I often leave the house with nothing but my iPhone, this is not abnormal. What is unusual is that, when taking inventory of my needs, I determined that all I really needed was a keyboard. I was going to a quick lunch meeting and then to do some writing. Sure I could bring my iPad or MacBook Air but, the only thing I really needed to get the writing done was a keyboard. So, I threw one in my bag and here I am.
Between the iPhone, the Apple Bluetooth Keyboard, and Hog Bay Software’s PlainText I have all the tools I need today. I have this little plastic card stand I got somewhere (don’t remember where) that just happens to hold the iPhone in landscape at the perfect viewing angle. I’ve got the headphone plugged in to listen to some ambient music while I type. Outside of one of those folding Bluetooth keyboards I have seen, I can’t think of a more perfect fast and light computing solution.

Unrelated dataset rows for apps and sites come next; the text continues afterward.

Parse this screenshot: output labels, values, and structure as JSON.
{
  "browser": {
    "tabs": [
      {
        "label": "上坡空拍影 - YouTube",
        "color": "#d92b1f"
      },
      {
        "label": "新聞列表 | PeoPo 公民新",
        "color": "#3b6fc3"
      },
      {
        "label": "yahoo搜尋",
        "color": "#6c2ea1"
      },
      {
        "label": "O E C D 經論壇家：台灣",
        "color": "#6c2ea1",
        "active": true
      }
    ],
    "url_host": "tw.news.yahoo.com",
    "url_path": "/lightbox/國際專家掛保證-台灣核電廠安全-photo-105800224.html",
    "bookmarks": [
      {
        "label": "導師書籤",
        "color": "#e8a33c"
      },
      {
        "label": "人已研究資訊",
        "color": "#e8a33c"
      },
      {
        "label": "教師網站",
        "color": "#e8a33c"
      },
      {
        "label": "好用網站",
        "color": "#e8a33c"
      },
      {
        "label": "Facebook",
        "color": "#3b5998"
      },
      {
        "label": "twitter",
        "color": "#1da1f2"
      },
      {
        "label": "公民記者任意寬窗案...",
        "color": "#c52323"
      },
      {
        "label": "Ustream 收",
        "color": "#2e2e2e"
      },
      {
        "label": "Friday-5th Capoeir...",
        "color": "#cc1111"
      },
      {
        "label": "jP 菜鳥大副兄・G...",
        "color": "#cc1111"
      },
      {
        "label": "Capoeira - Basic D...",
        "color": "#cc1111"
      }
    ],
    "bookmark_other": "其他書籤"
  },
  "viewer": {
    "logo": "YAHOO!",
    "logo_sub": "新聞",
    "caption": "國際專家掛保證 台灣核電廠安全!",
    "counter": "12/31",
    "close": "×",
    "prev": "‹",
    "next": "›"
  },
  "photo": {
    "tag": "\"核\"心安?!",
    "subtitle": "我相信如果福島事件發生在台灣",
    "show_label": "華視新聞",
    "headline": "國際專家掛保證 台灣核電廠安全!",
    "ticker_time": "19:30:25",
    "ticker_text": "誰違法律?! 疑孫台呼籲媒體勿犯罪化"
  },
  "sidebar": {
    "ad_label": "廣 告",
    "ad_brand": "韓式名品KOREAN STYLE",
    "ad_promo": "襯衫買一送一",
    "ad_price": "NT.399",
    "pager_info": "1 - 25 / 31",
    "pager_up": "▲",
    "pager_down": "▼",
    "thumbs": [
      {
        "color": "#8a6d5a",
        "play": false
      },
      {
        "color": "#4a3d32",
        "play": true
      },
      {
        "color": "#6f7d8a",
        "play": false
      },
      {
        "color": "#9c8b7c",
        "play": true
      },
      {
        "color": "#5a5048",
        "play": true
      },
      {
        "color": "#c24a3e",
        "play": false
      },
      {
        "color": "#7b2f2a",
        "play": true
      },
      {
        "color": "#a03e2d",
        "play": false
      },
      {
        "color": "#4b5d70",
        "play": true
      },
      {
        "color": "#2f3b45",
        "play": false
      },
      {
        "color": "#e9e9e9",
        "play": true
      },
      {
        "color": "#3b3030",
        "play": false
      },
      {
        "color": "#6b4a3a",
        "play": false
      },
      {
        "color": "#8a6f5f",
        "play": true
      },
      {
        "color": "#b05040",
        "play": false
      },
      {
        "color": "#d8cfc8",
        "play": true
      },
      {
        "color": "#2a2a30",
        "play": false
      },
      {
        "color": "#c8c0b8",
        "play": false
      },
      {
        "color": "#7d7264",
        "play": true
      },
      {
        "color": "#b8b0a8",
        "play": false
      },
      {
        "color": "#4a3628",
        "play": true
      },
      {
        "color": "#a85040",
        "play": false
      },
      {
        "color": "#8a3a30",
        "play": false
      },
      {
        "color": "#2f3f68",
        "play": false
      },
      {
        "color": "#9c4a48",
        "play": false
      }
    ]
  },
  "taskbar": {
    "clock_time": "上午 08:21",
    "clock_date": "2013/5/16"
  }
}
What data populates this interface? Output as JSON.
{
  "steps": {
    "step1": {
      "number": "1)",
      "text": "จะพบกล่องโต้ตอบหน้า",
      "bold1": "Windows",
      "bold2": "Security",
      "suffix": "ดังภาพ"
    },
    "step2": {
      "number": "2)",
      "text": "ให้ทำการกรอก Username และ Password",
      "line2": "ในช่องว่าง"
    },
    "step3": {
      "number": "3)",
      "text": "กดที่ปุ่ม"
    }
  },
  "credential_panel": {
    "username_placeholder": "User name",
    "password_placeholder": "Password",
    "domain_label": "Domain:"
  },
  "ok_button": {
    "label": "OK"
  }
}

I think it is easy to think of the iPhone (or iPod Touch for that matter) as something less that a “real” computer. That, somehow, one can’t get real work done or that it could never be a true replacement for a full size machine. I, personally, don’t believe that and often seek ways to see exactly how much I can get away with just using the iPhone. In fact, I have even written the first draft of one of the chapters in my book on the iPhone using the onscreen keyboard. Was it the perfect solution? Maybe not but it was the resource I had at hand so that made it the perfect one for me at the time.
I have heard tales that, for some households in other countries, the smartphone is the only “computer” they own. They are inexpensive, portable, easily sharable with other members of the family and perfectly capable for many tasks. While some may scoff at such a challenge, I feel it is really no challenge at all. The real challenge is overcoming our comfort, convenience, limits and pre-conceived notions.
Just more food for thought.